▶ [Stored dataset items]
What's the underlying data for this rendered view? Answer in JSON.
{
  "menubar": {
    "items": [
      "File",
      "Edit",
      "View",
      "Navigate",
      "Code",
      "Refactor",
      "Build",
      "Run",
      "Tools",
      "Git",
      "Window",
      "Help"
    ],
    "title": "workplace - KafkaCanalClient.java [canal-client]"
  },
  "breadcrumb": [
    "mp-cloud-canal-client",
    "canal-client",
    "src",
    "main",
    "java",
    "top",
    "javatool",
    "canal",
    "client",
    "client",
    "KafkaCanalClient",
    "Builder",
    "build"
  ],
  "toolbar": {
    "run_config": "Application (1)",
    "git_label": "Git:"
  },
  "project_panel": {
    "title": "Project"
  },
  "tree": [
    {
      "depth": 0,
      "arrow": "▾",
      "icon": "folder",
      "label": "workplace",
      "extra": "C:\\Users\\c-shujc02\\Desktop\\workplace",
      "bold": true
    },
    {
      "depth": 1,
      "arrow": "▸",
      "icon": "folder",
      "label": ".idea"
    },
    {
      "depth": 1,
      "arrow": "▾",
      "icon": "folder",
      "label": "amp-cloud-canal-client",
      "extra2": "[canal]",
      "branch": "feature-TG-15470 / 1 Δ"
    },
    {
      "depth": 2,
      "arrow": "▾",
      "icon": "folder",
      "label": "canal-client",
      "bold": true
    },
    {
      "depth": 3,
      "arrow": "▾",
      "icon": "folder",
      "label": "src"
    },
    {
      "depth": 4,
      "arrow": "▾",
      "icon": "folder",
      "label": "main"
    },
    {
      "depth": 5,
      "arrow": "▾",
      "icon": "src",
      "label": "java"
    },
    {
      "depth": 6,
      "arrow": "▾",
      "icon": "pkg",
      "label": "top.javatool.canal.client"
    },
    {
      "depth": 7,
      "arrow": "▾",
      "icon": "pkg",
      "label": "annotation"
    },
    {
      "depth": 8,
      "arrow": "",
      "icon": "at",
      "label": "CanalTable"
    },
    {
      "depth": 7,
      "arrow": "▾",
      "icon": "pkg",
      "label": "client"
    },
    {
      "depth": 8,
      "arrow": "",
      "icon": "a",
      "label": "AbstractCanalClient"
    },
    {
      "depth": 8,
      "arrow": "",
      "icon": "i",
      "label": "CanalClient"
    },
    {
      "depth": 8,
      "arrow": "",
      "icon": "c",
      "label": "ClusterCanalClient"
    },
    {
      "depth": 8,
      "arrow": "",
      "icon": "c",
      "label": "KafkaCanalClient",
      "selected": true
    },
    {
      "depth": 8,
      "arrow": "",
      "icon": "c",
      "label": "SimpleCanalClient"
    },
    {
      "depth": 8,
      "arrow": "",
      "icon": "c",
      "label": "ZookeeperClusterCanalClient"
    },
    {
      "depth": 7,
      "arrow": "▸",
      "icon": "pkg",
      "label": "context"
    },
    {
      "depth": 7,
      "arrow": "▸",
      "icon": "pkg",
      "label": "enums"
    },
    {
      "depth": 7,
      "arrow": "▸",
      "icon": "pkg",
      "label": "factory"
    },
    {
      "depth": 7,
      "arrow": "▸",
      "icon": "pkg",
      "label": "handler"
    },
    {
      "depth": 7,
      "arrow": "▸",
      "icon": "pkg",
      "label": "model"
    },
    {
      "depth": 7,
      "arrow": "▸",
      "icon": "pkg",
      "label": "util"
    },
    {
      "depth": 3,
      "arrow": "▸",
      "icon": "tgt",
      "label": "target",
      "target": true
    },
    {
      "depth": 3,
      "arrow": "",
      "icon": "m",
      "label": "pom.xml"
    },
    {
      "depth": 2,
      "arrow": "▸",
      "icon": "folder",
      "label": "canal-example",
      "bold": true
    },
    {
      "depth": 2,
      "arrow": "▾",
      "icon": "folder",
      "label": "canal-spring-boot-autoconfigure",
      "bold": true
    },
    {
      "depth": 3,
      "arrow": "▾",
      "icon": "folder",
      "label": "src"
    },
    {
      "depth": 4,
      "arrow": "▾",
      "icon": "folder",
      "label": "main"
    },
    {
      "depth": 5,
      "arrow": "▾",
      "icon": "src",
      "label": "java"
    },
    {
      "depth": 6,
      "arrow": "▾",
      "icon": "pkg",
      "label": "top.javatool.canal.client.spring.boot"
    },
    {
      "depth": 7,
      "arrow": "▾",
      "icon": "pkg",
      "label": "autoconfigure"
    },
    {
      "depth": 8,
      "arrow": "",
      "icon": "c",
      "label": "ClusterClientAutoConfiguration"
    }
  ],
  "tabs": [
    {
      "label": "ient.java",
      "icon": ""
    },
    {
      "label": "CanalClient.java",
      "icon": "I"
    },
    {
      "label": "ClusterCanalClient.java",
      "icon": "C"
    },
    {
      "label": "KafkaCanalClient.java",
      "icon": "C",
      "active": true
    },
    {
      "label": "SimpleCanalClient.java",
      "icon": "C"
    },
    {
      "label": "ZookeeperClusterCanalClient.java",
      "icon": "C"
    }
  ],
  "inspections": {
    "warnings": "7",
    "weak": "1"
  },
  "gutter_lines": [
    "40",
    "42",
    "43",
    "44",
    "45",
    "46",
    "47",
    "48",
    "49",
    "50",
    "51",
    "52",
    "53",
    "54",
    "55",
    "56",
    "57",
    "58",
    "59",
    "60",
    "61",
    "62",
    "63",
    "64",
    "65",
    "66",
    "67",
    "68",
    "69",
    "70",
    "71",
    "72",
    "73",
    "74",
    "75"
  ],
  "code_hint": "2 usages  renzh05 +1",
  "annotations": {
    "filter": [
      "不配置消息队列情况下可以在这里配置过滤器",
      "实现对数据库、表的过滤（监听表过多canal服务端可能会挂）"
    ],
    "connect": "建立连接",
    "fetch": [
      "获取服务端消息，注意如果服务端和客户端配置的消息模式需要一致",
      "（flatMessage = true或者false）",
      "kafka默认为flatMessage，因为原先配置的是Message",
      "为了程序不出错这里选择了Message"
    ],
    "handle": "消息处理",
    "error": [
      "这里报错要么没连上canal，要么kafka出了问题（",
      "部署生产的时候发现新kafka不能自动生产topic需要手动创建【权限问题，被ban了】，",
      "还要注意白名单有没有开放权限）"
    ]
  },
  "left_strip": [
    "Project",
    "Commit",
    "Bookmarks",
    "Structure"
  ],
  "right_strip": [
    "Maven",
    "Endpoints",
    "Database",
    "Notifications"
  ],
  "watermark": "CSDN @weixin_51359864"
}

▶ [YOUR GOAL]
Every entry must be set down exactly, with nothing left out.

▶ [SOLUTION FOR THIS EXERCISE]
What's the underlying data for this rendered view? Answer in JSON.
{
  "menubar": {
    "items": [
      "File",
      "Edit",
      "View",
      "Navigate",
      "Code",
      "Refactor",
      "Build",
      "Run",
      "Tools",
      "Git",
      "Window",
      "Help"
    ],
    "title": "workplace - KafkaCanalClient.java [canal-client]"
  },
  "breadcrumb": [
    "mp-cloud-canal-client",
    "canal-client",
    "src",
    "main",
    "java",
    "top",
    "javatool",
    "canal",
    "client",
    "client",
    "KafkaCanalClient",
    "Builder",
    "build"
  ],
  "toolbar": {
    "run_config": "Application (1)",
    "git_label": "Git:"
  },
  "project_panel": {
    "title": "Project"
  },
  "tree": [
    {
      "depth": 0,
      "arrow": "▾",
      "icon": "folder",
      "label": "workplace",
      "extra": "C:\\Users\\c-shujc02\\Desktop\\workplace",
      "bold": true
    },
    {
      "depth": 1,
      "arrow": "▸",
      "icon": "folder",
      "label": ".idea"
    },
    {
      "depth": 1,
      "arrow": "▾",
      "icon": "folder",
      "label": "amp-cloud-canal-client",
      "extra2": "[canal]",
      "branch": "feature-TG-15470 / 1 Δ"
    },
    {
      "depth": 2,
      "arrow": "▾",
      "icon": "folder",
      "label": "canal-client",
      "bold": true
    },
    {
      "depth": 3,
      "arrow": "▾",
      "icon": "folder",
      "label": "src"
    },
    {
      "depth": 4,
      "arrow": "▾",
      "icon": "folder",
      "label": "main"
    },
    {
      "depth": 5,
      "arrow": "▾",
      "icon": "src",
      "label": "java"
    },
    {
      "depth": 6,
      "arrow": "▾",
      "icon": "pkg",
      "label": "top.javatool.canal.client"
    },
    {
      "depth": 7,
      "arrow": "▾",
      "icon": "pkg",
      "label": "annotation"
    },
    {
      "depth": 8,
      "arrow": "",
      "icon": "at",
      "label": "CanalTable"
    },
    {
      "depth": 7,
      "arrow": "▾",
      "icon": "pkg",
      "label": "client"
    },
    {
      "depth": 8,
      "arrow": "",
      "icon": "a",
      "label": "AbstractCanalClient"
    },
    {
      "depth": 8,
      "arrow": "",
      "icon": "i",
      "label": "CanalClient"
    },
    {
      "depth": 8,
      "arrow": "",
      "icon": "c",
      "label": "ClusterCanalClient"
    },
    {
      "depth": 8,
      "arrow": "",
      "icon": "c",
      "label": "KafkaCanalClient",
      "selected": true
    },
    {
      "depth": 8,
      "arrow": "",
      "icon": "c",
      "label": "SimpleCanalClient"
    },
    {
      "depth": 8,
      "arrow": "",
      "icon": "c",
      "label": "ZookeeperClusterCanalClient"
    },
    {
      "depth": 7,
      "arrow": "▸",
      "icon": "pkg",
      "label": "context"
    },
    {
      "depth": 7,
      "arrow": "▸",
      "icon": "pkg",
      "label": "enums"
    },
    {
      "depth": 7,
      "arrow": "▸",
      "icon": "pkg",
      "label": "factory"
    },
    {
      "depth": 7,
      "arrow": "▸",
      "icon": "pkg",
      "label": "handler"
    },
    {
      "depth": 7,
      "arrow": "▸",
      "icon": "pkg",
      "label": "model"
    },
    {
      "depth": 7,
      "arrow": "▸",
      "icon": "pkg",
      "label": "util"
    },
    {
      "depth": 3,
      "arrow": "▸",
      "icon": "tgt",
      "label": "target",
      "target": true
    },
    {
      "depth": 3,
      "arrow": "",
      "icon": "m",
      "label": "pom.xml"
    },
    {
      "depth": 2,
      "arrow": "▸",
      "icon": "folder",
      "label": "canal-example",
      "bold": true
    },
    {
      "depth": 2,
      "arrow": "▾",
      "icon": "folder",
      "label": "canal-spring-boot-autoconfigure",
      "bold": true
    },
    {
      "depth": 3,
      "arrow": "▾",
      "icon": "folder",
      "label": "src"
    },
    {
      "depth": 4,
      "arrow": "▾",
      "icon": "folder",
      "label": "main"
    },
    {
      "depth": 5,
      "arrow": "▾",
      "icon": "src",
      "label": "java"
    },
    {
      "depth": 6,
      "arrow": "▾",
      "icon": "pkg",
      "label": "top.javatool.canal.client.spring.boot"
    },
    {
      "depth": 7,
      "arrow": "▾",
      "icon": "pkg",
      "label": "autoconfigure"
    },
    {
      "depth": 8,
      "arrow": "",
      "icon": "c",
      "label": "ClusterClientAutoConfiguration"
    }
  ],
  "tabs": [
    {
      "label": "ient.java",
      "icon": ""
    },
    {
      "label": "CanalClient.java",
      "icon": "I"
    },
    {
      "label": "ClusterCanalClient.java",
      "icon": "C"
    },
    {
      "label": "KafkaCanalClient.java",
      "icon": "C",
      "active": true
    },
    {
      "label": "SimpleCanalClient.java",
      "icon": "C"
    },
    {
      "label": "ZookeeperClusterCanalClient.java",
      "icon": "C"
    }
  ],
  "inspections": {
    "warnings": "7",
    "weak": "1"
  },
  "gutter_lines": [
    "40",
    "42",
    "43",
    "44",
    "45",
    "46",
    "47",
    "48",
    "49",
    "50",
    "51",
    "52",
    "53",
    "54",
    "55",
    "56",
    "57",
    "58",
    "59",
    "60",
    "61",
    "62",
    "63",
    "64",
    "65",
    "66",
    "67",
    "68",
    "69",
    "70",
    "71",
    "72",
    "73",
    "74",
    "75"
  ],
  "code_hint": "2 usages  renzh05 +1",
  "annotations": {
    "filter": [
      "不配置消息队列情况下可以在这里配置过滤器",
      "实现对数据库、表的过滤（监听表过多canal服务端可能会挂）"
    ],
    "connect": "建立连接",
    "fetch": [
      "获取服务端消息，注意如果服务端和客户端配置的消息模式需要一致",
      "（flatMessage = true或者false）",
      "kafka默认为flatMessage，因为原先配置的是Message",
      "为了程序不出错这里选择了Message"
    ],
    "handle": "消息处理",
    "error": [
      "这里报错要么没连上canal，要么kafka出了问题（",
      "部署生产的时候发现新kafka不能自动生产topic需要手动创建【权限问题，被ban了】，",
      "还要注意白名单有没有开放权限）"
    ]
  },
  "left_strip": [
    "Project",
    "Commit",
    "Bookmarks",
    "Structure"
  ],
  "right_strip": [
    "Maven",
    "Endpoints",
    "Database",
    "Notifications"
  ],
  "watermark": "CSDN @weixin_51359864"
}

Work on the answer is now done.